- Edmund Husserl. Pure Phenomenology: Its Method and Its Field of Investigation; Inaugural Lecture at Freiburg im Breisgau (May 3, 1917) ;Die reine Phänomenologie, ihr Forschungsgebiet und ihre Methode
- We attempt to use the phenomenologist's approach to arrive at personalized constructs which have a wide range of meaning for the given individual; then we attempt to piece together this high-level type of data with what we know about other persons.
- George A. Kelly. The Psychology of Personal Constructs, 1955. p. 455
- While we could agree with the psychological phenomenologists and assign an important place to generalization within the realm of the individual, we were quite sure that some data must be lifted from the realm of the individual and construed nomothetically that is, in a realm comprising many individuals.

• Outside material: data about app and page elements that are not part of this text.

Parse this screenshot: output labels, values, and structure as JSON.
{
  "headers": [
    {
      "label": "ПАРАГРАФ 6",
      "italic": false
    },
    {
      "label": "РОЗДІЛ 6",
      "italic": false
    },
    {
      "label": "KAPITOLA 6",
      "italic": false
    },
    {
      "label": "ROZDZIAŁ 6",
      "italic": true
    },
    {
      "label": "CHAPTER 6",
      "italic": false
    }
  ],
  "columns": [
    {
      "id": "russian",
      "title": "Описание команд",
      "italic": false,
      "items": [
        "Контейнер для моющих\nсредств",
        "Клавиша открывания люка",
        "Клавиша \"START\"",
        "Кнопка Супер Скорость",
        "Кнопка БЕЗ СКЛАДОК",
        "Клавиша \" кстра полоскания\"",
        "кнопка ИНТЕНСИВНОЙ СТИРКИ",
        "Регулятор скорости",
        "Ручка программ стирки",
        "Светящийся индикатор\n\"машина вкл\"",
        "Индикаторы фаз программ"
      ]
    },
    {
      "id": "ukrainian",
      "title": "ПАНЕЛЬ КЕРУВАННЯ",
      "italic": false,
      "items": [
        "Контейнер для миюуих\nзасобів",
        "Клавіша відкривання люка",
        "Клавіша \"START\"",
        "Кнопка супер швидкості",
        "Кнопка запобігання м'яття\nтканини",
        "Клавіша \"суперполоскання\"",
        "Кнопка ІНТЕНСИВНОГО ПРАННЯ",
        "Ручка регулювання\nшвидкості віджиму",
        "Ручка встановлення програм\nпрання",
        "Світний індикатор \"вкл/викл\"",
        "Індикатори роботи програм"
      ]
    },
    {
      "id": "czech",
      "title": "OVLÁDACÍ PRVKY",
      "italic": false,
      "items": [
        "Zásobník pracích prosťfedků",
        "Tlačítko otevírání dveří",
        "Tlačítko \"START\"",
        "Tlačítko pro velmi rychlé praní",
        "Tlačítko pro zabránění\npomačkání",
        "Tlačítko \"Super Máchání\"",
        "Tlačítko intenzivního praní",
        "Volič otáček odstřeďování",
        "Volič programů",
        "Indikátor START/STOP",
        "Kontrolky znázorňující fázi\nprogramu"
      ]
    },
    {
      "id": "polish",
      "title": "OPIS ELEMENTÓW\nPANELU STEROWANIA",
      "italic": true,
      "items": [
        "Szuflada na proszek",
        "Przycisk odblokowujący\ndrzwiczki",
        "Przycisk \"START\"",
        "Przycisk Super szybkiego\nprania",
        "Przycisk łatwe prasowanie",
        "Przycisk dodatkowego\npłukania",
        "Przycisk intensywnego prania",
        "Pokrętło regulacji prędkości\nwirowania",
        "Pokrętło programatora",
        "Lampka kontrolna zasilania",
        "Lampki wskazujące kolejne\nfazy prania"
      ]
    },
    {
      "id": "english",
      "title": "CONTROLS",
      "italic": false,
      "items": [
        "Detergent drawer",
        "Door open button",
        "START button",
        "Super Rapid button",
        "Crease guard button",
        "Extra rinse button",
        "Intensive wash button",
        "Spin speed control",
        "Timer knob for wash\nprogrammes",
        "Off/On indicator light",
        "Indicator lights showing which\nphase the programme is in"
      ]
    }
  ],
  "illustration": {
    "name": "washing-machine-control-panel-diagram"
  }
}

- George A. Kelly. The Psychology of Personal Constructs, 1955. p. 677-678